DETROIT - As bargainers for the United Auto Workers and General Motors Corp. continue to haggle across a table in Detroit, the big issue in the critical contract talks comes down to this: If GM pays the union to take on the company's huge retiree healthcare obligations, can the UAW's investments return more than the rate of healthcare inflation?
GM wants to unload much of its roughly $51 billion in unfunded retiree health costs to a trust that would be administered by the union. The UAW in exchange wants promises that GM will continue building cars at union-represented plants.
It's the key obstacle of the talks, and the complexities are what's dragging them out. The two sides have yet to agree on how much GM will put into the trust, a person who had been briefed on the bargaining said yesterday. The person, who requested anonymity because the negotiations are private, said the talks likely would take several more days to complete.
Yesterday was the fifth day of bargaining since GM's contract with the UAW was scheduled to expire, but the union has extended the pact hour by hour. Negotiators went home for the night about 9 p.m. and were to meet again today, GM spokesman Tom Wickham said.
Whatever GM and the union agree to likely will be copied when it comes to Ford Motor Co. and Chrysler LLC, and experts say other companies with large workforces also could follow.

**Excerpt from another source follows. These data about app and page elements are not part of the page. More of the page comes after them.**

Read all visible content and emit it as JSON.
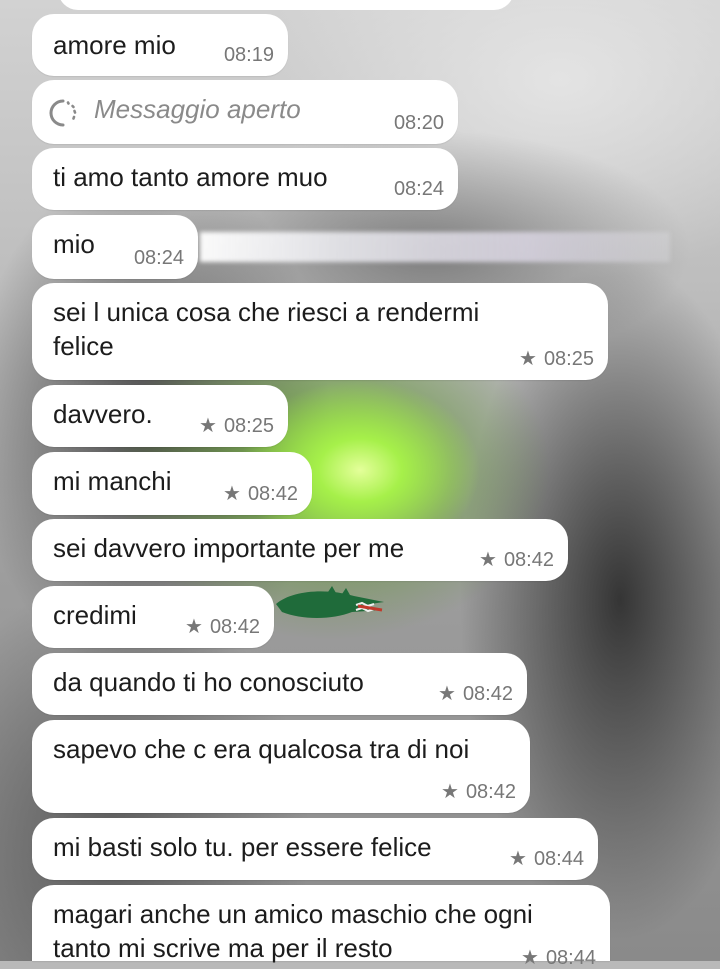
{
  "messages": [
    {
      "id": "m1",
      "text": "amore mio",
      "time": "08:19",
      "starred": false
    },
    {
      "id": "m2",
      "text": "Messaggio aperto",
      "time": "08:20",
      "starred": false,
      "system": true
    },
    {
      "id": "m3",
      "text": "ti amo tanto amore muo",
      "time": "08:24",
      "starred": false
    },
    {
      "id": "m4",
      "text": "mio",
      "time": "08:24",
      "starred": false
    },
    {
      "id": "m5",
      "text_lines": [
        "sei l unica cosa che riesci a rendermi",
        "felice"
      ],
      "time": "08:25",
      "starred": true
    },
    {
      "id": "m6",
      "text": "davvero.",
      "time": "08:25",
      "starred": true
    },
    {
      "id": "m7",
      "text": "mi manchi",
      "time": "08:42",
      "starred": true
    },
    {
      "id": "m8",
      "text": "sei davvero importante per me",
      "time": "08:42",
      "starred": true
    },
    {
      "id": "m9",
      "text": "credimi",
      "time": "08:42",
      "starred": true
    },
    {
      "id": "m10",
      "text": "da quando ti ho conosciuto",
      "time": "08:42",
      "starred": true
    },
    {
      "id": "m11",
      "text": "sapevo che c era qualcosa tra di noi",
      "time": "08:42",
      "starred": true
    },
    {
      "id": "m12",
      "text": "mi basti solo tu. per essere felice",
      "time": "08:44",
      "starred": true
    },
    {
      "id": "m13",
      "text_lines": [
        "magari anche un amico maschio che ogni",
        "tanto mi scrive ma per il resto"
      ],
      "time": "08:44",
      "starred": true
    }
  ],
  "icons": {
    "star": "star-icon",
    "opened": "loading-circle-icon"
  },
  "colors": {
    "bubble": "#ffffff",
    "text": "#1c1c1c",
    "meta": "#777777",
    "system_text": "#8a8a8a"
  }
}
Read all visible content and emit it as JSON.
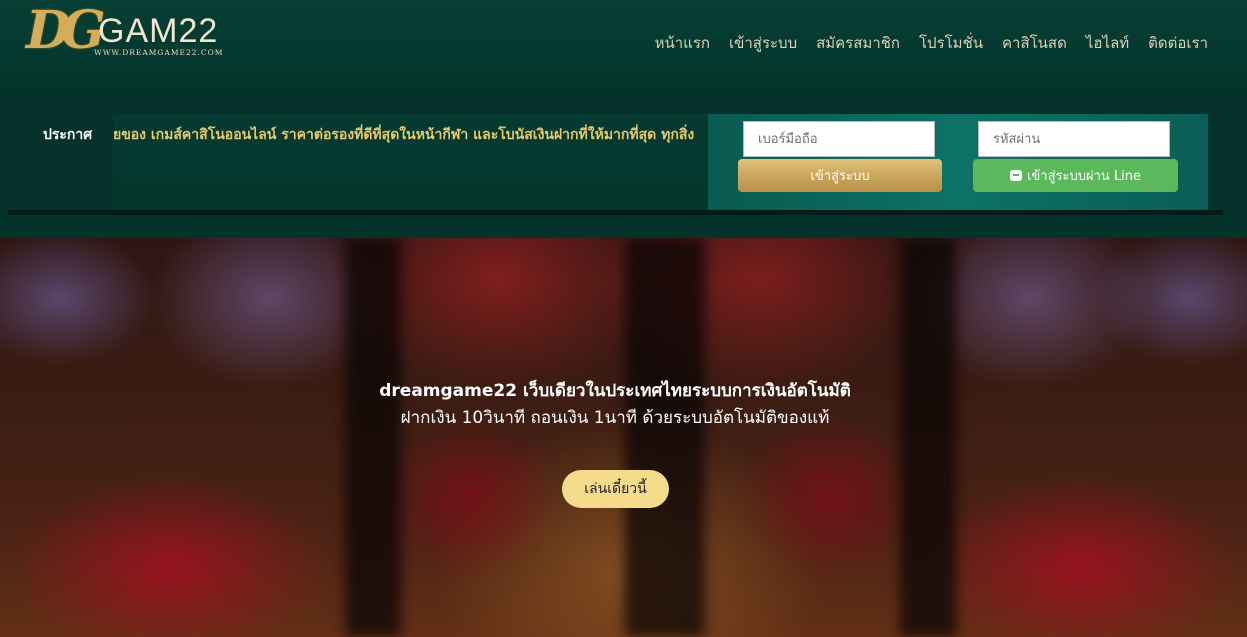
{
  "logo": {
    "monogram": "DG",
    "name": "GAM22",
    "url": "WWW.DREAMGAME22.COM"
  },
  "nav": [
    {
      "label": "หน้าแรก"
    },
    {
      "label": "เข้าสู่ระบบ"
    },
    {
      "label": "สมัครสมาชิก"
    },
    {
      "label": "โปรโมชั่น"
    },
    {
      "label": "คาสิโนสด"
    },
    {
      "label": "ไฮไลท์"
    },
    {
      "label": "ติดต่อเรา"
    }
  ],
  "announcement": {
    "label": "ประกาศ",
    "text": "ยของ เกมส์คาสิโนออนไลน์ ราคาต่อรองที่ดีที่สุดในหน้ากีฬา และโบนัสเงินฝากที่ให้มากที่สุด ทุกสิ่ง"
  },
  "login": {
    "phone_placeholder": "เบอร์มือถือ",
    "password_placeholder": "รหัสผ่าน",
    "login_button": "เข้าสู่ระบบ",
    "line_button": "เข้าสู่ระบบผ่าน Line"
  },
  "hero": {
    "title": "dreamgame22 เว็บเดียวในประเทศไทยระบบการเงินอัตโนมัติ",
    "subtitle": "ฝากเงิน 10วินาที ถอนเงิน 1นาที ด้วยระบบอัตโนมัติของแท้",
    "cta": "เล่นเดี๋ยวนี้"
  },
  "colors": {
    "header_bg": "#05392f",
    "accent_gold": "#c9a45b",
    "line_green": "#5cb85c",
    "cta_bg": "#f4dc8c"
  }
}
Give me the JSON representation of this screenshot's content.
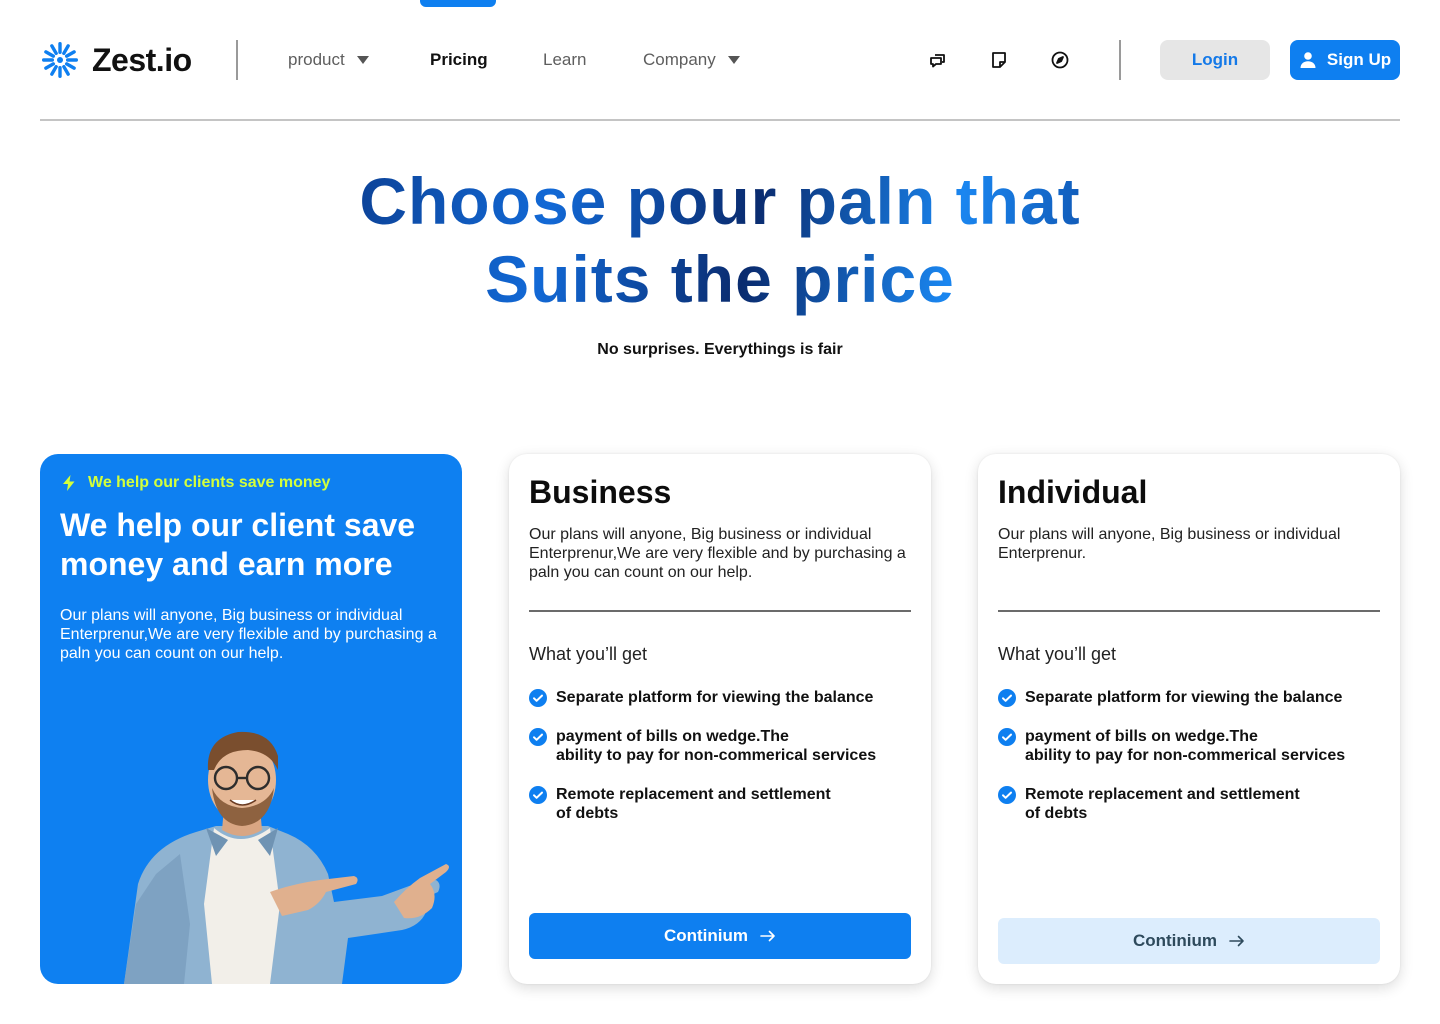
{
  "brand": {
    "name": "Zest.io",
    "logo_icon": "starburst-logo-icon"
  },
  "nav": {
    "items": [
      {
        "label": "product",
        "has_dropdown": true,
        "active": false
      },
      {
        "label": "Pricing",
        "has_dropdown": false,
        "active": true
      },
      {
        "label": "Learn",
        "has_dropdown": false,
        "active": false
      },
      {
        "label": "Company",
        "has_dropdown": true,
        "active": false
      }
    ],
    "icons": [
      "chat-bubbles-icon",
      "note-icon",
      "compass-icon"
    ],
    "login_label": "Login",
    "signup_label": "Sign Up"
  },
  "hero": {
    "title_line1": "Choose pour paln that",
    "title_line2": "Suits the price",
    "subtitle": "No surprises. Everythings is fair"
  },
  "promo": {
    "badge": "We help our clients save money",
    "title": "We help our client save money and earn more",
    "description": "Our plans will anyone, Big business or individual Enterprenur,We are very flexible and by purchasing a paln you can count on our help."
  },
  "plans": [
    {
      "name": "Business",
      "description": "Our plans will anyone, Big business or individual Enterprenur,We are very flexible and by purchasing a paln you can count on our help.",
      "features_heading": "What you’ll get",
      "features": [
        "Separate platform for viewing the balance",
        "payment of bills on wedge.The\nability to pay for non-commerical services",
        "Remote replacement and settlement\nof debts"
      ],
      "cta": "Continium"
    },
    {
      "name": "Individual",
      "description": "Our plans will anyone, Big business or individual Enterprenur.",
      "features_heading": "What you’ll get",
      "features": [
        "Separate platform for viewing the balance",
        "payment of bills on wedge.The\nability to pay for non-commerical services",
        "Remote replacement and settlement\nof debts"
      ],
      "cta": "Continium"
    }
  ],
  "colors": {
    "accent": "#0e7ff0",
    "badge": "#d4ff3a",
    "soft_button": "#dcedfd",
    "login_bg": "#e6e6e6"
  }
}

GM has pushed hard for the union to take on the retiree health costs. All three automakers are interested in paying into a trust fund that the union would administer. The trusts, called voluntary employees beneficiary associations, or VEBAs, would let the companies remove the liabilities from their books and possibly raise their stock prices and credit ratings. In a recent note to investors, Morgan Stanley analyst Jonathan Steinmetz predicted that VEBAs would save $200 per vehicle.